Extracted entries:
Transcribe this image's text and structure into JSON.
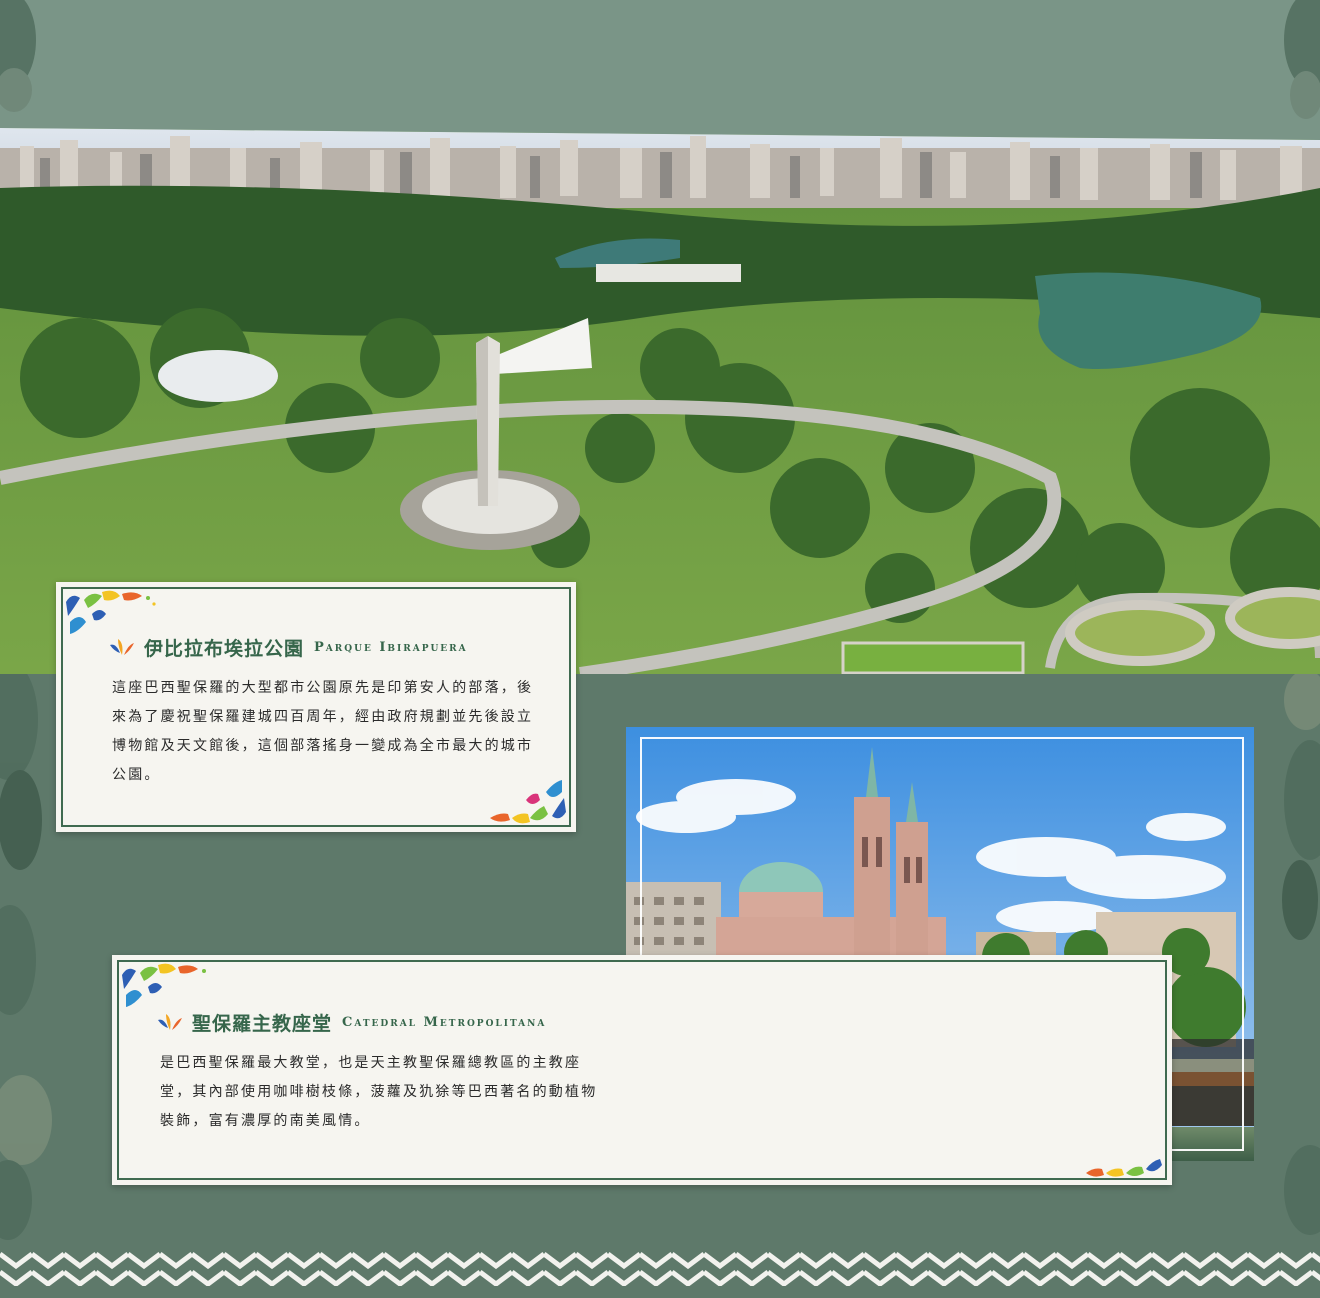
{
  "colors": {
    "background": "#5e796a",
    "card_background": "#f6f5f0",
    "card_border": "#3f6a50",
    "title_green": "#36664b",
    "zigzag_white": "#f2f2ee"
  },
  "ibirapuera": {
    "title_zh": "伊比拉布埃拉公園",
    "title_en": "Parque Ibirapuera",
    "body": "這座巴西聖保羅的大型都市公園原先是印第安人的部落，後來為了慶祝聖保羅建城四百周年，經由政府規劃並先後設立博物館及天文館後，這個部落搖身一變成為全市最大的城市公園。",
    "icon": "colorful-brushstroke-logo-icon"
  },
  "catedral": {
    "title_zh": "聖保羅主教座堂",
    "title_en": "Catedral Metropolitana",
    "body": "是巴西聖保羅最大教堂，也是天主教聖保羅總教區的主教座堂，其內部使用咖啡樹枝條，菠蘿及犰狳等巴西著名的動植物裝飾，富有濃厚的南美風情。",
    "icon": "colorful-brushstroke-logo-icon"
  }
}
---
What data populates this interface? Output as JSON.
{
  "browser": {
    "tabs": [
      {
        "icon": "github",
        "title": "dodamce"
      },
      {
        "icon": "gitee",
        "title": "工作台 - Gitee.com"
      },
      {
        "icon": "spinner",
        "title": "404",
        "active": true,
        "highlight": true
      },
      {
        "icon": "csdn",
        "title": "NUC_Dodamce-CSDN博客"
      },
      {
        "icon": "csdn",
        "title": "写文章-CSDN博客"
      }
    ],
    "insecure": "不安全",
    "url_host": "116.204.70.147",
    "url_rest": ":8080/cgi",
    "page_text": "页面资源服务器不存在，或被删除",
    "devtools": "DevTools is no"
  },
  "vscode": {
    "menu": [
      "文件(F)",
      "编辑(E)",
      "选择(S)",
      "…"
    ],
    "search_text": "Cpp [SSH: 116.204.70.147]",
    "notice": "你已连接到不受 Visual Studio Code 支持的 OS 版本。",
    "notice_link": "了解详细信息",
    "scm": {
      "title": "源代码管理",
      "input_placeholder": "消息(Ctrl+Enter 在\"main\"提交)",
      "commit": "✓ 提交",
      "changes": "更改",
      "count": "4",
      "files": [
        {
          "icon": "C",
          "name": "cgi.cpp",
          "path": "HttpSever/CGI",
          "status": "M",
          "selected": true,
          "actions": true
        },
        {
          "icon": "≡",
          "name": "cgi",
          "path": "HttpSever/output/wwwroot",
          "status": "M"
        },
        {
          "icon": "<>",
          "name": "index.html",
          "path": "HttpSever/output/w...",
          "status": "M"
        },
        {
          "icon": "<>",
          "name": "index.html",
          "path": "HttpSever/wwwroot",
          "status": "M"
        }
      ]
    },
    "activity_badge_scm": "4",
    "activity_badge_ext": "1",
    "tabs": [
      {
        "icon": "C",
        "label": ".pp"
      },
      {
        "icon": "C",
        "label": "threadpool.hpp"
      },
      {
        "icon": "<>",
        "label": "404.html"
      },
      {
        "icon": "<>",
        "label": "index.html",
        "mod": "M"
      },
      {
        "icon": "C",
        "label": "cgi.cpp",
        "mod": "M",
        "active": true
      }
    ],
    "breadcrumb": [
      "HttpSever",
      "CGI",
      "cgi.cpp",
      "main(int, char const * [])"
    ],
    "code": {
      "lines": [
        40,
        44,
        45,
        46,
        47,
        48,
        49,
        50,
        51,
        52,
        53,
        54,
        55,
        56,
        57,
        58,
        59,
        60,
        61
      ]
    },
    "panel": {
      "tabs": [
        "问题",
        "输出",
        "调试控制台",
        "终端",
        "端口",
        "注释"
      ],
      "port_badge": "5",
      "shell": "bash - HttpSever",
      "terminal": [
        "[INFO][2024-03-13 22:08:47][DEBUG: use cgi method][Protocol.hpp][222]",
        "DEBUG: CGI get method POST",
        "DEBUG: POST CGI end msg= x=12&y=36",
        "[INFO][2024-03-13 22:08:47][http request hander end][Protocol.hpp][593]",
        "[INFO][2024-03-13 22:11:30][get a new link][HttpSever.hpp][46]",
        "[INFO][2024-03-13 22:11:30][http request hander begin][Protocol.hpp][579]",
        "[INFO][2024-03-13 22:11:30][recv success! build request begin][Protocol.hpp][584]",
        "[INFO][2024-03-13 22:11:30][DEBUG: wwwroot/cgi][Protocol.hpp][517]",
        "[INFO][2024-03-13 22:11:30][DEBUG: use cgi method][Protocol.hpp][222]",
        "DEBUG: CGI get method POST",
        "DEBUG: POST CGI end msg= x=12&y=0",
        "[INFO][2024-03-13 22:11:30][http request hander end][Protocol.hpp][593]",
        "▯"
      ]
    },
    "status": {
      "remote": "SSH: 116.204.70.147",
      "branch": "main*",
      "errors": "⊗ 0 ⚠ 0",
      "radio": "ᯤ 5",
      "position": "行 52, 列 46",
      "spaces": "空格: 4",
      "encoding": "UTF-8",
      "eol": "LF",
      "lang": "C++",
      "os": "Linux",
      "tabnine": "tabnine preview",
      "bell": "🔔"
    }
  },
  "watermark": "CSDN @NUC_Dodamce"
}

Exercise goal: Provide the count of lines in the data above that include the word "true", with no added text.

Finished task: 5